WORK TASK: In the records, find each line where "your" occurs, and copy it.

─── DATASET EXCERPTS ───

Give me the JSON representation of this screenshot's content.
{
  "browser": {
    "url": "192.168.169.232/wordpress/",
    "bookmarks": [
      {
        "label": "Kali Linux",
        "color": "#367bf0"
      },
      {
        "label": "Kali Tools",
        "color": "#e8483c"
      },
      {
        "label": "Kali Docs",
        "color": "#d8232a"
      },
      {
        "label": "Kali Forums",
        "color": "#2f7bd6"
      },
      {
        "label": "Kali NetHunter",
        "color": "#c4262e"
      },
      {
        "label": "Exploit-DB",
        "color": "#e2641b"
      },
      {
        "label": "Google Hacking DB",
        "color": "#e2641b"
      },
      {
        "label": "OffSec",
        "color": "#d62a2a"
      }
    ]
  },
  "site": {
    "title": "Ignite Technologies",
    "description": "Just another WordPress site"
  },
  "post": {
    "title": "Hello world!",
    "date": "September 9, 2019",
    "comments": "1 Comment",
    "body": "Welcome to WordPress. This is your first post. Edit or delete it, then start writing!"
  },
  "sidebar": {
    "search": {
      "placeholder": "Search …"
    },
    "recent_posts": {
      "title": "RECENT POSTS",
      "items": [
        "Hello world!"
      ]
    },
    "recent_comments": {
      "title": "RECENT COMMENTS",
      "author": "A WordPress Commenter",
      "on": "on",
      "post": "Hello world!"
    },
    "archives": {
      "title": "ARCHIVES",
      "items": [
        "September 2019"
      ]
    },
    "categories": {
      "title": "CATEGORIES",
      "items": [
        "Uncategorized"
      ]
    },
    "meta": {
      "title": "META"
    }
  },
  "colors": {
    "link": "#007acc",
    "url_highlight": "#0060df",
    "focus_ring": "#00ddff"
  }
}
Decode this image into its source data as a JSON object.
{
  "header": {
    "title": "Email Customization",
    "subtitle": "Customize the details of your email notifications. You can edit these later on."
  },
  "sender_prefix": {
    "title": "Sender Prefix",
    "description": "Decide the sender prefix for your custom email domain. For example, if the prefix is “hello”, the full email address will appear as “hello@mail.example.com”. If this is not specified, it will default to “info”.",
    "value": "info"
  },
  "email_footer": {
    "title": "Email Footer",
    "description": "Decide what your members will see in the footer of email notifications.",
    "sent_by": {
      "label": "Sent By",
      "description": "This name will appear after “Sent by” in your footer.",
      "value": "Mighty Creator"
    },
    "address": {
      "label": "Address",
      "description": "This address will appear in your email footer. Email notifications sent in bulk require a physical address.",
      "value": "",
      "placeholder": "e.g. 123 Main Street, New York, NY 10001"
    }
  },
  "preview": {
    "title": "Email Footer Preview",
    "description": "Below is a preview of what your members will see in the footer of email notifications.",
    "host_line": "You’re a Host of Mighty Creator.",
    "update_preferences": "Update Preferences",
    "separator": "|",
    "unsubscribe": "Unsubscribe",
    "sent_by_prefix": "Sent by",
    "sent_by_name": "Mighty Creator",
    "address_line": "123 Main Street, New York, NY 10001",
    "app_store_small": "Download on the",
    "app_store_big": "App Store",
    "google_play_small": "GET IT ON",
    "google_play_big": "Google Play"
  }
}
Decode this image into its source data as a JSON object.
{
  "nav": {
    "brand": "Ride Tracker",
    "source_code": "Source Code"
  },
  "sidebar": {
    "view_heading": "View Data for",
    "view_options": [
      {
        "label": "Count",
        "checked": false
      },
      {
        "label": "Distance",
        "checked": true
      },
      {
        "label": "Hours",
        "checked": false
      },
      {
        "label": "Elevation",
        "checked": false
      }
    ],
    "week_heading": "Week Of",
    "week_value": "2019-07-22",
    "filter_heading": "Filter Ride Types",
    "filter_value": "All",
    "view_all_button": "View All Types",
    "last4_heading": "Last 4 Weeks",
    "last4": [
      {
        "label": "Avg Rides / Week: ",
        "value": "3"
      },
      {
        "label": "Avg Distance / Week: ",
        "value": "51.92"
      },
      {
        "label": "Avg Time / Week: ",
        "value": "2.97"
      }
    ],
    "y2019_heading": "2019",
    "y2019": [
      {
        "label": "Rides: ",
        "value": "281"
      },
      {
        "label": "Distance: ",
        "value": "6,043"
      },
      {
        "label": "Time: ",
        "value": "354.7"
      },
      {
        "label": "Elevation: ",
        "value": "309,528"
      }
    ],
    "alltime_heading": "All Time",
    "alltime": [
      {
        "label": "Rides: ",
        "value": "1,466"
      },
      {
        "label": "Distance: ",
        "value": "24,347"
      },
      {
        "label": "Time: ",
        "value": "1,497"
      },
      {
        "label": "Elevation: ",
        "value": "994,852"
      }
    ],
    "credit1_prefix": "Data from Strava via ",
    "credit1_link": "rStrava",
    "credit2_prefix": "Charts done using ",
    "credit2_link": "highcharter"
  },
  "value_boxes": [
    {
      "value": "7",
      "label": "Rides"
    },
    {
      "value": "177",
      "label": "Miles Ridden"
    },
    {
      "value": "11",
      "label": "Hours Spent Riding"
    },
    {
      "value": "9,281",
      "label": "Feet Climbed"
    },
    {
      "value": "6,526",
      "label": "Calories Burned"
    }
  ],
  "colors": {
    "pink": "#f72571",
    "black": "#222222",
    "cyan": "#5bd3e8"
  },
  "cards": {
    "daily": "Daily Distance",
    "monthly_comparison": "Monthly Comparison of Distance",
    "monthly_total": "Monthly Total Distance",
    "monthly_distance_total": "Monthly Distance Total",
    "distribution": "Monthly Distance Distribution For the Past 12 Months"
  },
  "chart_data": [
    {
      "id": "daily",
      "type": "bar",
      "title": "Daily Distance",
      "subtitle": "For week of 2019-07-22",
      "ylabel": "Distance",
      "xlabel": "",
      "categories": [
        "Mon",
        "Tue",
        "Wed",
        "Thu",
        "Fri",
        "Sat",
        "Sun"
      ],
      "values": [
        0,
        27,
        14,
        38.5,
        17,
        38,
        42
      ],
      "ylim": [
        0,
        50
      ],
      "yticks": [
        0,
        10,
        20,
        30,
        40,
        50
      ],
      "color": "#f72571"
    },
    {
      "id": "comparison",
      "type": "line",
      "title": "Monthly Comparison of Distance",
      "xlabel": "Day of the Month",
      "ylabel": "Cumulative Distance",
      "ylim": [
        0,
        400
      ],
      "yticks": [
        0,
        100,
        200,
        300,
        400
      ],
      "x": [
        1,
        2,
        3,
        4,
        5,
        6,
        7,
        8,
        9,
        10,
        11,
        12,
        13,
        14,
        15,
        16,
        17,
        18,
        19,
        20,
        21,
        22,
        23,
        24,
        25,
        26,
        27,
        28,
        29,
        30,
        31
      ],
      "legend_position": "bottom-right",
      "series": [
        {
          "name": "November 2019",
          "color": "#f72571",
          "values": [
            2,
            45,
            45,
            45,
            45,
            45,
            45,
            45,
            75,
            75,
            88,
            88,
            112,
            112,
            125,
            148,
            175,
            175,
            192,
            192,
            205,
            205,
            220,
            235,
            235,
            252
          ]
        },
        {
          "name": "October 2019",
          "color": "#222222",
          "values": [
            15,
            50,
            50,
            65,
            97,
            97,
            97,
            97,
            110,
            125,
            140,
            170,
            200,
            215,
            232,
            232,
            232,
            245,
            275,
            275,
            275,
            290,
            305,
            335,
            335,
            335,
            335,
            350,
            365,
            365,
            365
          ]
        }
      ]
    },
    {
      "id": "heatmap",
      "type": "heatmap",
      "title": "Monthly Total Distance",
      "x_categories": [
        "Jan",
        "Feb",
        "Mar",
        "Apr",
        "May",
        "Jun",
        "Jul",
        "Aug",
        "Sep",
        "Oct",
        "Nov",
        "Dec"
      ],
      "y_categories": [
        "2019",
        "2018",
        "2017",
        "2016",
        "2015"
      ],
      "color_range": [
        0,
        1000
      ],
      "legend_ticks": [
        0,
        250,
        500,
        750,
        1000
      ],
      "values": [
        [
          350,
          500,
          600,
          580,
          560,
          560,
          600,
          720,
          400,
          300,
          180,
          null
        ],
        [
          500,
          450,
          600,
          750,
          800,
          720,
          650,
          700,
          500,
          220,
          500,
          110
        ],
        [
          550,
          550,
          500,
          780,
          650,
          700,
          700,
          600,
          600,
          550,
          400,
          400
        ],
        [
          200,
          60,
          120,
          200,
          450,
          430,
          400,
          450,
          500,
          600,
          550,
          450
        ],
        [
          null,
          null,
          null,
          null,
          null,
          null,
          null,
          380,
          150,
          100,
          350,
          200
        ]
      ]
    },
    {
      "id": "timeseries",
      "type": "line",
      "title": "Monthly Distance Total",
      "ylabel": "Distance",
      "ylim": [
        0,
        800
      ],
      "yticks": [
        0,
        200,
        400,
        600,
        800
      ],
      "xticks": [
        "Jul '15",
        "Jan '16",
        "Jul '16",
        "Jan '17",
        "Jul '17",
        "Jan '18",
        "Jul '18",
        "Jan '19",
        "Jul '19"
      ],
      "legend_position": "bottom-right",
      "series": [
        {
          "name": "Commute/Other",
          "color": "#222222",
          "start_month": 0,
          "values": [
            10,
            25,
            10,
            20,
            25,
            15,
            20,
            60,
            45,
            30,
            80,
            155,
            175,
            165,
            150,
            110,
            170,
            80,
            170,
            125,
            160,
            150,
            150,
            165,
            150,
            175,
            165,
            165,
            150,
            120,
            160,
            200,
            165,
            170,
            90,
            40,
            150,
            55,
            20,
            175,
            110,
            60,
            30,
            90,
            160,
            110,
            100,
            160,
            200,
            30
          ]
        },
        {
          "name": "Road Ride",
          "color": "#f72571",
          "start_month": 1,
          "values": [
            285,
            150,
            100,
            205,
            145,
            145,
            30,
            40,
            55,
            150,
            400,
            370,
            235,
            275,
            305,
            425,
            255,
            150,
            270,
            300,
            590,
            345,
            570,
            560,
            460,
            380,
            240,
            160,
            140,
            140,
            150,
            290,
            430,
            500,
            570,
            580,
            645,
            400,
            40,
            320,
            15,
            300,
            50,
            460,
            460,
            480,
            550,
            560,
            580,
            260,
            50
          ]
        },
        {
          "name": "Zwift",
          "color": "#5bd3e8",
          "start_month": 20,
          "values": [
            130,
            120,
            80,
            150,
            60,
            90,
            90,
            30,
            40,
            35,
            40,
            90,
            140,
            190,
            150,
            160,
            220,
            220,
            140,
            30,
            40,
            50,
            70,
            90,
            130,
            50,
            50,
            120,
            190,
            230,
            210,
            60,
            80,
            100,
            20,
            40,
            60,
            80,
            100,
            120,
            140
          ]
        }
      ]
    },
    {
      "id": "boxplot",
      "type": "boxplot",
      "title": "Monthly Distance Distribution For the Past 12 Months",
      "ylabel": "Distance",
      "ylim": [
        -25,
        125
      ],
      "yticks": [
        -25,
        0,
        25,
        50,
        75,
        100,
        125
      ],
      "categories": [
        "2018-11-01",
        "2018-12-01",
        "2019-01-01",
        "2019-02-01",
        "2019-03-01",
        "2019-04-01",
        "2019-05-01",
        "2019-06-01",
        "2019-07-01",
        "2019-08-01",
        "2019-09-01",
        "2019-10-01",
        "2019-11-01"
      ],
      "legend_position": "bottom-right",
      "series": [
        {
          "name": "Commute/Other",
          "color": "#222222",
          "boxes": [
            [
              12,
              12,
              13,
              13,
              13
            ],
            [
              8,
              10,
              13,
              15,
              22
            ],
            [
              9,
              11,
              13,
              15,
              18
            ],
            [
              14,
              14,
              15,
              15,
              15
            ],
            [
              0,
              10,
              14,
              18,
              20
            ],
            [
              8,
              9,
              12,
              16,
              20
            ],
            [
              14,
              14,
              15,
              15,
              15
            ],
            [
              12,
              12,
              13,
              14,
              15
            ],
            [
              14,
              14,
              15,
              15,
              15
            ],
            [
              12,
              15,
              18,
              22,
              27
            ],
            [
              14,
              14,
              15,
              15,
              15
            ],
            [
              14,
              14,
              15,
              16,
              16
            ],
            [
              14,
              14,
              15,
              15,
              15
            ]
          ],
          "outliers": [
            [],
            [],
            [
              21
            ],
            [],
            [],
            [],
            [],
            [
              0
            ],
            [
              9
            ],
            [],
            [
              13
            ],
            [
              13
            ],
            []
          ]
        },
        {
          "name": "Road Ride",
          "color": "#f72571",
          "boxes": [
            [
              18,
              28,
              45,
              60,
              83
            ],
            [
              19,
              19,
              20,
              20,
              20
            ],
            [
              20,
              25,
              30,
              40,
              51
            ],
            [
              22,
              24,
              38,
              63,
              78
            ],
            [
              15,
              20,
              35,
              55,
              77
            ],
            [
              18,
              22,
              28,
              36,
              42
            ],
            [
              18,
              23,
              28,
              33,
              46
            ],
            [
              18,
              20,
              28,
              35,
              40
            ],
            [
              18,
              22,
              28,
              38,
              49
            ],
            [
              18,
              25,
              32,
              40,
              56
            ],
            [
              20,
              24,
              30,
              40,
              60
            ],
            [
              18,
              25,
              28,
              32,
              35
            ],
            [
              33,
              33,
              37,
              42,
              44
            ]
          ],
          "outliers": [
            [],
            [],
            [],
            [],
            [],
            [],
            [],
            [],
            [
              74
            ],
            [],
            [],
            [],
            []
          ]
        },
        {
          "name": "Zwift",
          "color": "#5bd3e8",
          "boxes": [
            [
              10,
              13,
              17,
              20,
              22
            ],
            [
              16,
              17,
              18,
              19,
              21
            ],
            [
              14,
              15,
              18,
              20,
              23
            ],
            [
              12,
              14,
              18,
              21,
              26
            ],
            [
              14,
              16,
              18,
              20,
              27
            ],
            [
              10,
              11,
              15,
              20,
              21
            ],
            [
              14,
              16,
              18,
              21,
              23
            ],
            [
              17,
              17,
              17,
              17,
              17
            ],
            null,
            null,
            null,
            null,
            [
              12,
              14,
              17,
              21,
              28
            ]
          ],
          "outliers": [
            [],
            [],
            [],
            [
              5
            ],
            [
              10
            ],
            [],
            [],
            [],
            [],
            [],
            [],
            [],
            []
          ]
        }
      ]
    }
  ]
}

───

FINISHED TASK:
    "body": "Welcome to WordPress. This is your first post. Edit or delete it, then start writing!"
    "subtitle": "Customize the details of your email notifications. You can edit these later on."
    "description": "Decide the sender prefix for your custom email domain. For example, if the prefix is “hello”, the full email address will appear as “hello@mail.example.com”. If this is not specified, it will default to “info”.",
    "description": "Decide what your members will see in the footer of email notifications.",
      "description": "This name will appear after “Sent by” in your footer.",
      "description": "This address will appear in your email footer. Email notifications sent in bulk require a physical address.",
    "description": "Below is a preview of what your members will see in the footer of email notifications.",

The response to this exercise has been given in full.